Rogoway recently began offering customers what he calls “the ultimate diamond anniversary band,” featuring 1.5 cts. or 2 cts. t.w. diamonds. In engagement rings, “we’re selling a lot of carat-plus stones,” he reports.
The Keepsake line is going upscale with the recent launch of its all-platinum, diamond-accented Signature collection tailored for larger center stones. “As the brand’s appeal is growing, storekeepers feel they need more styling from us that would fit with the larger stone,” Levitt says.
Three cheers for three stones. An ambitious marketing push by De Beers has fueled customer demand for three-stone rings. “Even if people are resetting their own diamond, or one that they’ve inherited, they’re putting it in a new setting with two other diamonds,” says Green.
Taylor received an award in the Diamond Information Center’s right-hand ring design competition last year for a three-stone ring featuring a modified princess cut. The corners of the stone are cut to achieve a rectangular shape. The diamond cut has become a best seller, she reports.
Back to the future. The retro look is hot. “A lot of it is driven by the manufacturers who are using reproduction work and hand-etching,” says Green. “No one will ever tire of that type of look,” says Cooper, who is one such manufacturer, specializing in clean, linear platinum styles.

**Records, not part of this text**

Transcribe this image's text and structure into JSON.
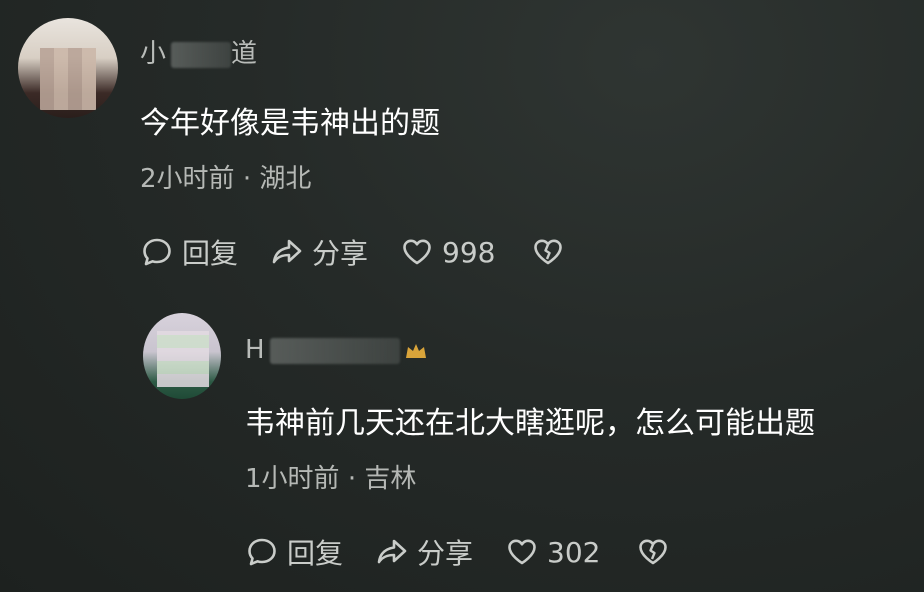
{
  "comments": [
    {
      "username_visible": "小",
      "username_tail": "道",
      "text": "今年好像是韦神出的题",
      "time": "2小时前",
      "location": "湖北",
      "reply_label": "回复",
      "share_label": "分享",
      "likes": "998"
    },
    {
      "username_visible": "H",
      "text": "韦神前几天还在北大瞎逛呢，怎么可能出题",
      "time": "1小时前",
      "location": "吉林",
      "reply_label": "回复",
      "share_label": "分享",
      "likes": "302"
    }
  ],
  "separator": "·",
  "icons": {
    "reply": "speech-bubble-icon",
    "share": "share-arrow-icon",
    "like": "heart-icon",
    "dislike": "broken-heart-icon",
    "badge": "crown-icon"
  },
  "colors": {
    "background": "#252a28",
    "text_primary": "#ffffff",
    "text_secondary": "#b5b8b5",
    "badge": "#d9a43a"
  }
}
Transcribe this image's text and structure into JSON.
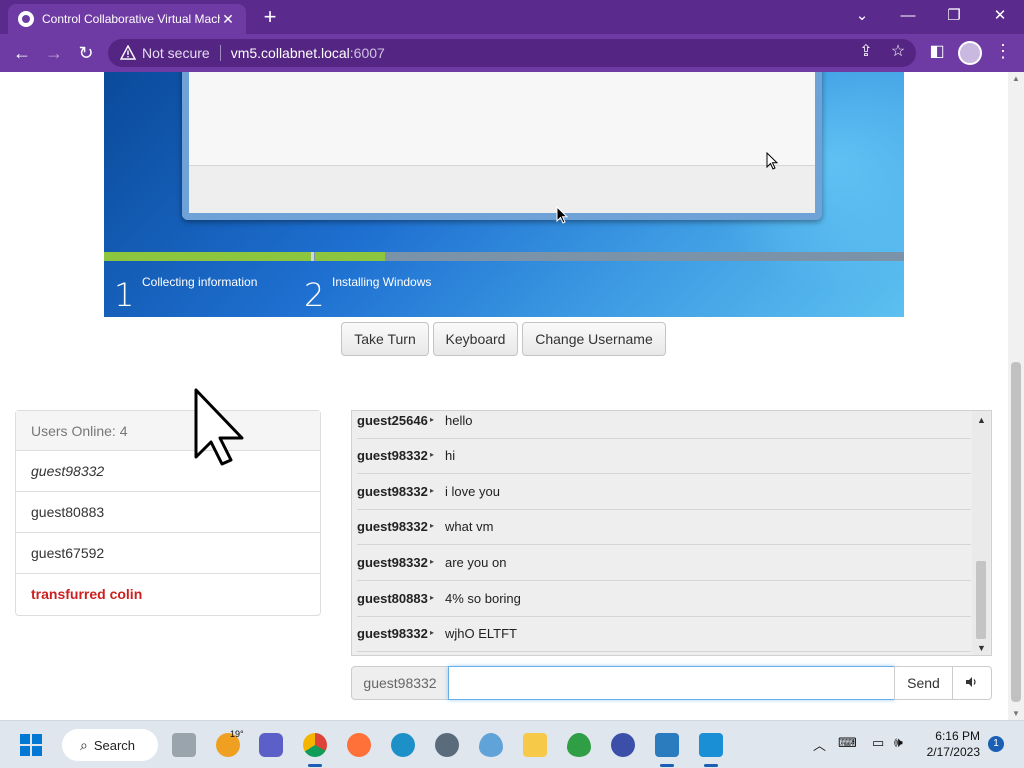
{
  "browser": {
    "tab_title": "Control Collaborative Virtual Machines",
    "security_label": "Not secure",
    "url_host": "vm5.collabnet.local",
    "url_port": ":6007"
  },
  "vm": {
    "setup_steps": [
      {
        "num": "1",
        "label": "Collecting information"
      },
      {
        "num": "2",
        "label": "Installing Windows"
      }
    ],
    "install_progress": 0.35
  },
  "controls": {
    "take_turn": "Take Turn",
    "keyboard": "Keyboard",
    "change_username": "Change Username"
  },
  "users": {
    "header": "Users Online: 4",
    "list": [
      {
        "name": "guest98332"
      },
      {
        "name": "guest80883"
      },
      {
        "name": "guest67592"
      },
      {
        "name": "transfurred colin"
      }
    ]
  },
  "chat": {
    "messages": [
      {
        "user": "guest25646",
        "text": "hello"
      },
      {
        "user": "guest98332",
        "text": "hi"
      },
      {
        "user": "guest98332",
        "text": "i love you"
      },
      {
        "user": "guest98332",
        "text": "what vm"
      },
      {
        "user": "guest98332",
        "text": "are you on"
      },
      {
        "user": "guest80883",
        "text": "4% so boring"
      },
      {
        "user": "guest98332",
        "text": "wjhO ELTFT"
      }
    ],
    "input_prefix": "guest98332",
    "input_value": "",
    "send_label": "Send"
  },
  "taskbar": {
    "search_label": "Search",
    "weather_temp": "19°",
    "time": "6:16 PM",
    "date": "2/17/2023",
    "notification_count": "1"
  }
}
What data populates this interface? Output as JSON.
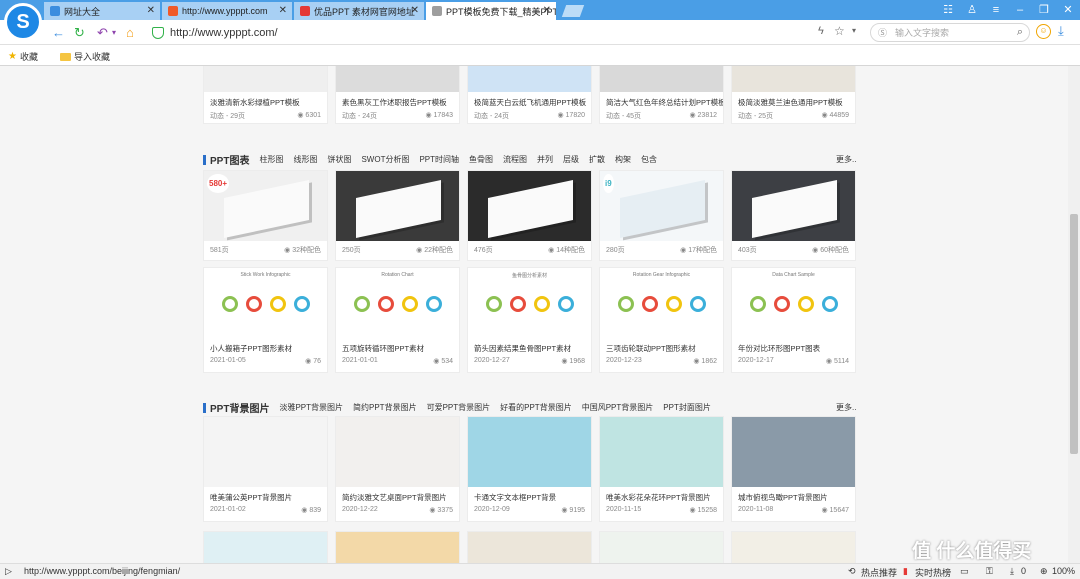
{
  "browser": {
    "tabs": [
      {
        "label": "网址大全",
        "fav_color": "#3b8ddf",
        "active": false
      },
      {
        "label": "http://www.ypppt.com",
        "fav_color": "#f05a28",
        "active": false
      },
      {
        "label": "优品PPT 素材网官网地址",
        "fav_color": "#e53935",
        "active": false
      },
      {
        "label": "PPT模板免费下载_精美PPT",
        "fav_color": "#9e9e9e",
        "active": true
      }
    ],
    "url": "http://www.ypppt.com/",
    "search_placeholder": "输入文字搜索",
    "bookmarks": [
      {
        "label": "收藏",
        "icon": "star-icon"
      },
      {
        "label": "导入收藏",
        "icon": "folder-icon"
      }
    ]
  },
  "sections": {
    "top_row": [
      {
        "title": "淡雅清新水彩绿植PPT模板",
        "left": "动态 - 29页",
        "count": "6301",
        "bg": "#efefef"
      },
      {
        "title": "素色黑灰工作述职报告PPT模板",
        "left": "动态 - 24页",
        "count": "17843",
        "bg": "#dcdcdc"
      },
      {
        "title": "极简蓝天白云纸飞机通用PPT模板",
        "left": "动态 - 24页",
        "count": "17820",
        "bg": "#cfe3f5"
      },
      {
        "title": "简洁大气红色年终总结计划PPT模板",
        "left": "动态 - 45页",
        "count": "23812",
        "bg": "#d9d9d9"
      },
      {
        "title": "极简淡雅莫兰迪色通用PPT模板",
        "left": "动态 - 25页",
        "count": "44859",
        "bg": "#e8e4dc"
      }
    ],
    "chart": {
      "heading": "PPT图表",
      "categories": [
        "柱形图",
        "线形图",
        "饼状图",
        "SWOT分析图",
        "PPT时间轴",
        "鱼骨图",
        "流程图",
        "并列",
        "层级",
        "扩散",
        "构架",
        "包含"
      ],
      "more": "更多..",
      "row1": [
        {
          "left": "581页",
          "count": "32种配色",
          "bg": "#f0f0f0",
          "badge": "580+"
        },
        {
          "left": "250页",
          "count": "22种配色",
          "bg": "#3a3a3a",
          "badge": ""
        },
        {
          "left": "476页",
          "count": "14种配色",
          "bg": "#2b2b2b",
          "badge": ""
        },
        {
          "left": "280页",
          "count": "17种配色",
          "bg": "#f4f7f9",
          "badge": "i9"
        },
        {
          "left": "403页",
          "count": "60种配色",
          "bg": "#3d3f44",
          "badge": ""
        }
      ],
      "row2": [
        {
          "title": "小人搬箱子PPT图形素材",
          "left": "2021-01-05",
          "count": "76",
          "caption": "Stick Work Infographic"
        },
        {
          "title": "五项旋转循环图PPT素材",
          "left": "2021-01-01",
          "count": "534",
          "caption": "Rotation Chart"
        },
        {
          "title": "箭头因素结果鱼骨图PPT素材",
          "left": "2020-12-27",
          "count": "1968",
          "caption": "鱼骨图分析素材"
        },
        {
          "title": "三项齿轮联动PPT图形素材",
          "left": "2020-12-23",
          "count": "1862",
          "caption": "Rotation Gear Infographic"
        },
        {
          "title": "年份对比环形图PPT图表",
          "left": "2020-12-17",
          "count": "5114",
          "caption": "Data Chart Sample"
        }
      ]
    },
    "bg": {
      "heading": "PPT背景图片",
      "categories": [
        "淡雅PPT背景图片",
        "简约PPT背景图片",
        "可爱PPT背景图片",
        "好看的PPT背景图片",
        "中国风PPT背景图片",
        "PPT封面图片"
      ],
      "more": "更多..",
      "row1": [
        {
          "title": "唯美蒲公英PPT背景图片",
          "left": "2021-01-02",
          "count": "839",
          "bg": "#f4f4f4"
        },
        {
          "title": "简约淡雅文艺桌面PPT背景图片",
          "left": "2020-12-22",
          "count": "3375",
          "bg": "#f2f0ee"
        },
        {
          "title": "卡通文字文本框PPT背景",
          "left": "2020-12-09",
          "count": "9195",
          "bg": "#9fd6e6"
        },
        {
          "title": "唯美水彩花朵花环PPT背景图片",
          "left": "2020-11-15",
          "count": "15258",
          "bg": "#bfe4e2"
        },
        {
          "title": "城市俯视鸟瞰PPT背景图片",
          "left": "2020-11-08",
          "count": "15647",
          "bg": "#8a9aa8"
        }
      ],
      "row2_colors": [
        "#dff0f4",
        "#f3d9a8",
        "#ece6da",
        "#eef3ee",
        "#f2efe6"
      ]
    }
  },
  "status": {
    "url": "http://www.ypppt.com/beijing/fengmian/",
    "hot": "热点推荐",
    "realtime": "实时热榜",
    "count": "0",
    "zoom": "100%",
    "watermark": "值 什么值得买"
  }
}
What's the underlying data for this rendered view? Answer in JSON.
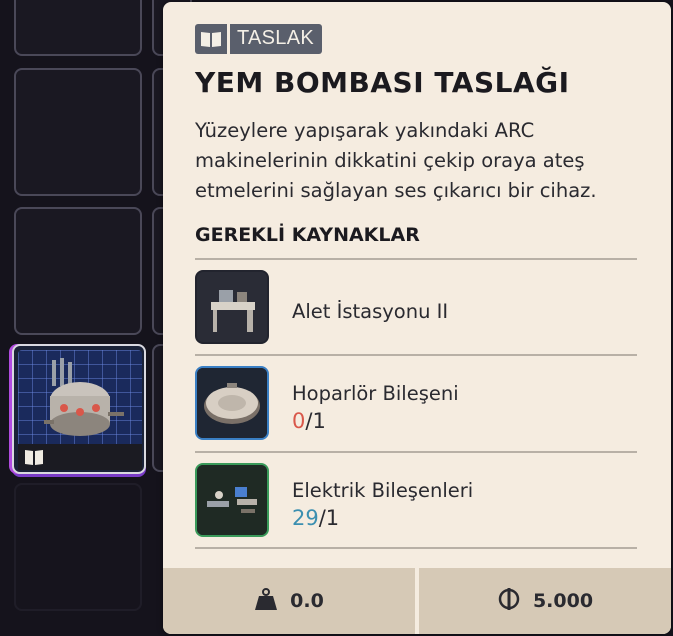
{
  "item": {
    "tag_label": "TASLAK",
    "title": "YEM BOMBASI TASLAĞI",
    "description": "Yüzeylere yapışarak yakındaki ARC makinelerinin dikkatini çekip oraya ateş etmelerini sağlayan ses çıkarıcı bir cihaz.",
    "requirements_title": "GEREKLİ KAYNAKLAR",
    "resources": [
      {
        "name": "Alet İstasyonu II",
        "icon": "workbench-icon",
        "border_color": "#22242e"
      },
      {
        "name": "Hoparlör Bileşeni",
        "have": "0",
        "need": "/1",
        "have_color": "#d9574a",
        "icon": "speaker-component-icon",
        "border_color": "#3a7fc4"
      },
      {
        "name": "Elektrik Bileşenleri",
        "have": "29",
        "need": "/1",
        "have_color": "#3b8fb0",
        "icon": "electric-components-icon",
        "border_color": "#3a9a5a"
      }
    ],
    "weight": "0.0",
    "price": "5.000",
    "weight_icon": "weight-icon",
    "price_icon": "coin-icon"
  },
  "inventory": {
    "featured_item_icon": "decoy-bomb-icon",
    "featured_badge_icon": "book-icon"
  },
  "colors": {
    "panel_bg": "#f5ece0",
    "footer_bg": "#d6c9b6",
    "tag_bg": "#5a5f6c",
    "shortage": "#d9574a",
    "sufficient": "#3b8fb0"
  }
}
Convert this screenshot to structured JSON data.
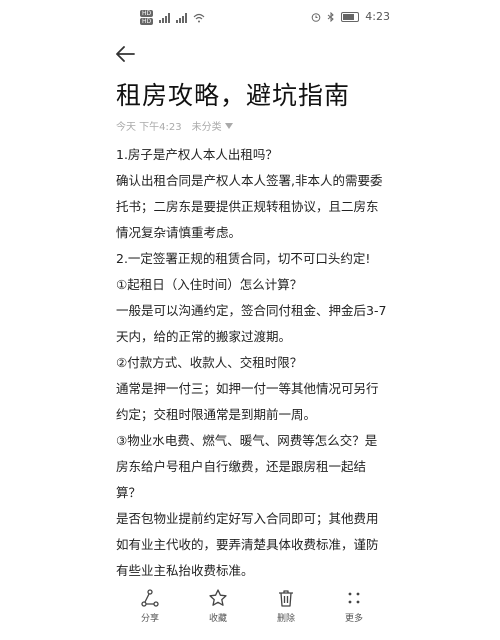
{
  "status_bar": {
    "sim1": "HD",
    "sim2": "HD",
    "time": "4:23",
    "battery_level": 0.7
  },
  "article": {
    "title": "租房攻略，避坑指南",
    "date": "今天 下午4:23",
    "category": "未分类"
  },
  "content_lines": [
    "1.房子是产权人本人出租吗？",
    "确认出租合同是产权人本人签署,非本人的需要委托书；二房东是要提供正规转租协议，且二房东情况复杂请慎重考虑。",
    "2.一定签署正规的租赁合同，切不可口头约定!",
    "①起租日（入住时间）怎么计算？",
    "一般是可以沟通约定，签合同付租金、押金后3-7天内，给的正常的搬家过渡期。",
    "②付款方式、收款人、交租时限？",
    "通常是押一付三；如押一付一等其他情况可另行约定；交租时限通常是到期前一周。",
    "③物业水电费、燃气、暖气、网费等怎么交？是房东给户号租户自行缴费，还是跟房租一起结算？",
    "是否包物业提前约定好写入合同即可；其他费用如有业主代收的，要弄清楚具体收费标准，谨防有些业主私抬收费标准。"
  ],
  "actions": {
    "share": "分享",
    "favorite": "收藏",
    "delete": "删除",
    "more": "更多"
  }
}
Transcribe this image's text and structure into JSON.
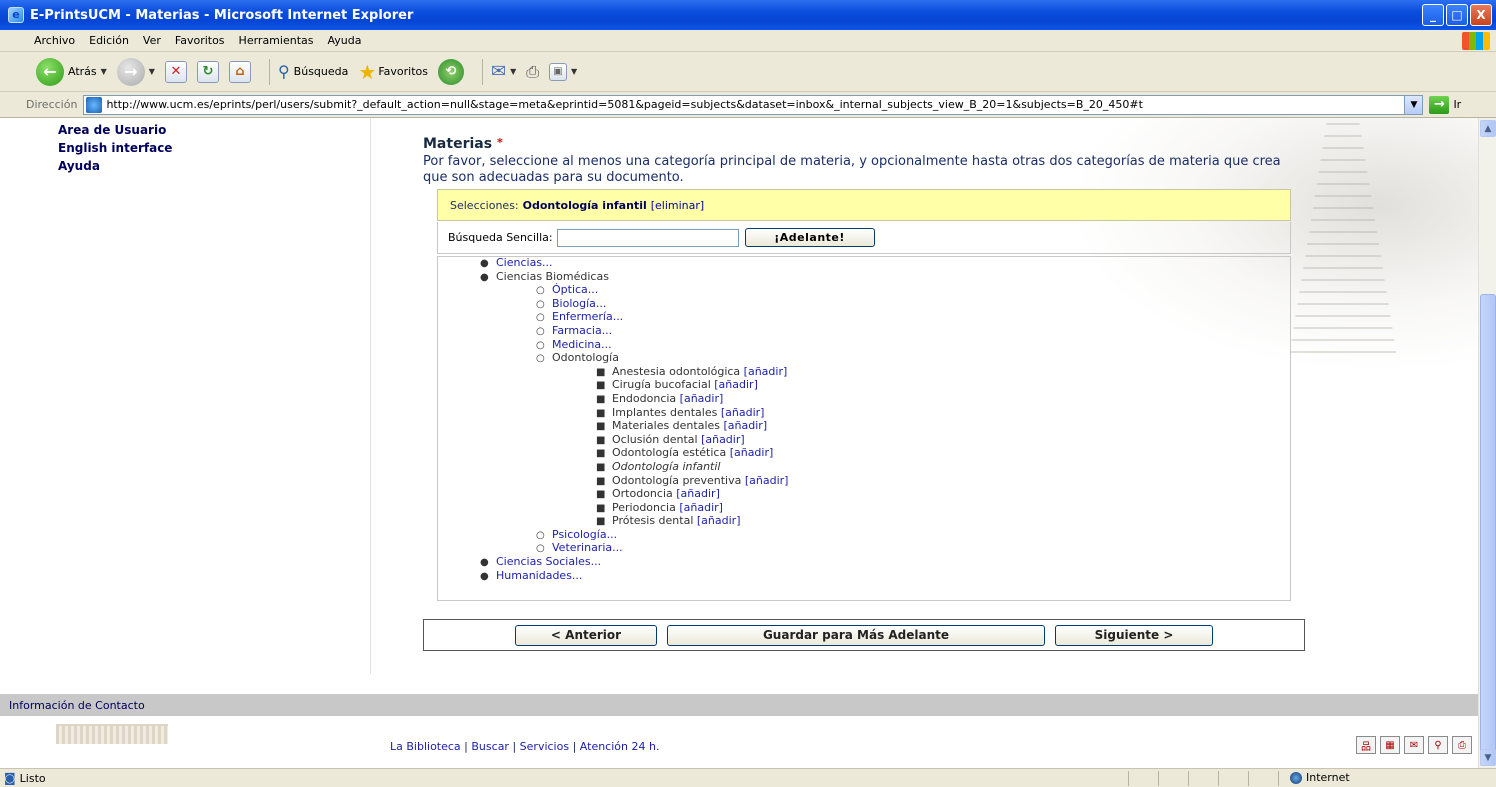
{
  "window": {
    "title": "E-PrintsUCM - Materias - Microsoft Internet Explorer",
    "minimize": "_",
    "maximize": "□",
    "close": "X"
  },
  "menu": [
    "Archivo",
    "Edición",
    "Ver",
    "Favoritos",
    "Herramientas",
    "Ayuda"
  ],
  "toolbar": {
    "back": "Atrás",
    "search": "Búsqueda",
    "favorites": "Favoritos"
  },
  "address": {
    "label": "Dirección",
    "url": "http://www.ucm.es/eprints/perl/users/submit?_default_action=null&stage=meta&eprintid=5081&pageid=subjects&dataset=inbox&_internal_subjects_view_B_20=1&subjects=B_20_450#t",
    "go": "Ir"
  },
  "sidebar": [
    "Area de Usuario",
    "English interface",
    "Ayuda"
  ],
  "main": {
    "title": "Materias",
    "required_mark": "*",
    "help": "Por favor, seleccione al menos una categoría principal de materia, y opcionalmente hasta otras dos categorías de materia que crea que son adecuadas para su documento.",
    "selection_label": "Selecciones:",
    "selection_value": "Odontología infantil",
    "selection_remove": "[eliminar]",
    "search_label": "Búsqueda Sencilla:",
    "search_value": "",
    "search_button": "¡Adelante!"
  },
  "tree": {
    "ciencias": "Ciencias...",
    "biomedicas": "Ciencias Biomédicas",
    "biomed_items": [
      "Óptica...",
      "Biología...",
      "Enfermería...",
      "Farmacia...",
      "Medicina..."
    ],
    "odontologia": "Odontología",
    "add_label": "[añadir]",
    "odonto_items": [
      "Anestesia odontológica",
      "Cirugía bucofacial",
      "Endodoncia",
      "Implantes dentales",
      "Materiales dentales",
      "Oclusión dental",
      "Odontología estética"
    ],
    "selected_item": "Odontología infantil",
    "odonto_items_after": [
      "Odontología preventiva",
      "Ortodoncia",
      "Periodoncia",
      "Prótesis dental"
    ],
    "biomed_after": [
      "Psicología...",
      "Veterinaria..."
    ],
    "sociales": "Ciencias Sociales...",
    "humanidades": "Humanidades..."
  },
  "nav": {
    "prev": "< Anterior",
    "save": "Guardar para Más Adelante",
    "next": "Siguiente >"
  },
  "footer": {
    "contact": "Información de Contacto",
    "links": [
      "La Biblioteca",
      "Buscar",
      "Servicios",
      "Atención 24 h."
    ],
    "separator": "|"
  },
  "status": {
    "text": "Listo",
    "zone": "Internet"
  }
}
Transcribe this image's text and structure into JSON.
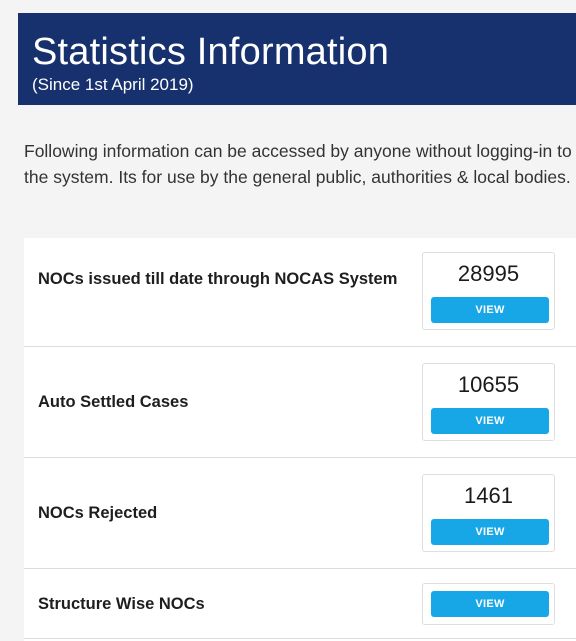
{
  "header": {
    "title": "Statistics Information",
    "subtitle": "(Since 1st April 2019)"
  },
  "intro": {
    "text": "Following information can be accessed by anyone without logging-in to the system. Its for use by the general public, authorities & local bodies."
  },
  "stats": [
    {
      "label": "NOCs issued till date through NOCAS System",
      "count": "28995",
      "button": "VIEW"
    },
    {
      "label": "Auto Settled Cases",
      "count": "10655",
      "button": "VIEW"
    },
    {
      "label": "NOCs Rejected",
      "count": "1461",
      "button": "VIEW"
    },
    {
      "label": "Structure Wise NOCs",
      "count": "",
      "button": "VIEW"
    }
  ],
  "colors": {
    "header_bg": "#17306e",
    "button_bg": "#18a7e6"
  }
}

Conway forecasts greater use of fancy-shape diamonds in bridal jewelry. “It’s a high-style traditional look, but with a more contemporary flair,” she says.
Sets decline in popularity. While some sources report that engagement and wedding ring sets are still in demand, others are seeing a decline in popularity of the bridal set. “With platinum, there’s a lot more room to create jewelry that works together but also stands on its own merit,” says Pucciarello. “It’s like you’re creating two nice pieces of jewelry rather than subtraction by addition—a hokey wedding ring that’s made to go with the engagement ring but doesn’t fit the design.”
Tapper’s doesn’t sell sets, although Harris says that at a customer’s request, she will ask a manufacturer to create a band that can fit up against the engagement ring. “Our customers prefer to put their money into the [engagement ring] stone—or they get an anniversary band for the left hand and move the engagement ring to the right hand,” she says.
“We’re selling no sets at all,” says Rogoway. “Customers just don’t want the older-fashioned, interlocking two-piece sets anymore.”
Evans of Diana Couture says that she has been asked to design a band that goes with her engagement rings. This has created a conundrum, she notes. “I’m not aggressively going after that. A lot of pieces I design as a singular statement, not a two-ring piece.” Her “Surprise” collection, for example, features a bezel-set colored stone next to the finger on the side of the ring. Her “Capture” collection is a small collar of pavé or channel-set diamonds placed as a small collar around the prongs, underneath the center stone.
Style for the men. Although the traditional men’s wedding band has not been thought of as a high-style item, men can be steered in a stylish direction, manufacturers and retailers say. Novell’s NQP (for “not quite plain”) collection features textured wedding bands that are designed to appeal to grooms-to-be who are newcomers to jewelry fashion. The women’s version of these bands works well with Novell’s engagement rings.
“The retailer has defined what plain is,” Pucciarello says. “A 5-mm domed 14k yellow gold ring is not much of a sale.”
“Men say they want the plain band, but you have to show them what’s available,” says Harris. “Most men have never worn a ring before; they don’t know what they want.”
When showing rings to a groom-to-be, “If you can get a beautiful platinum band on his finger, he’ll see how comfortable they are and how flexible they are,” she says.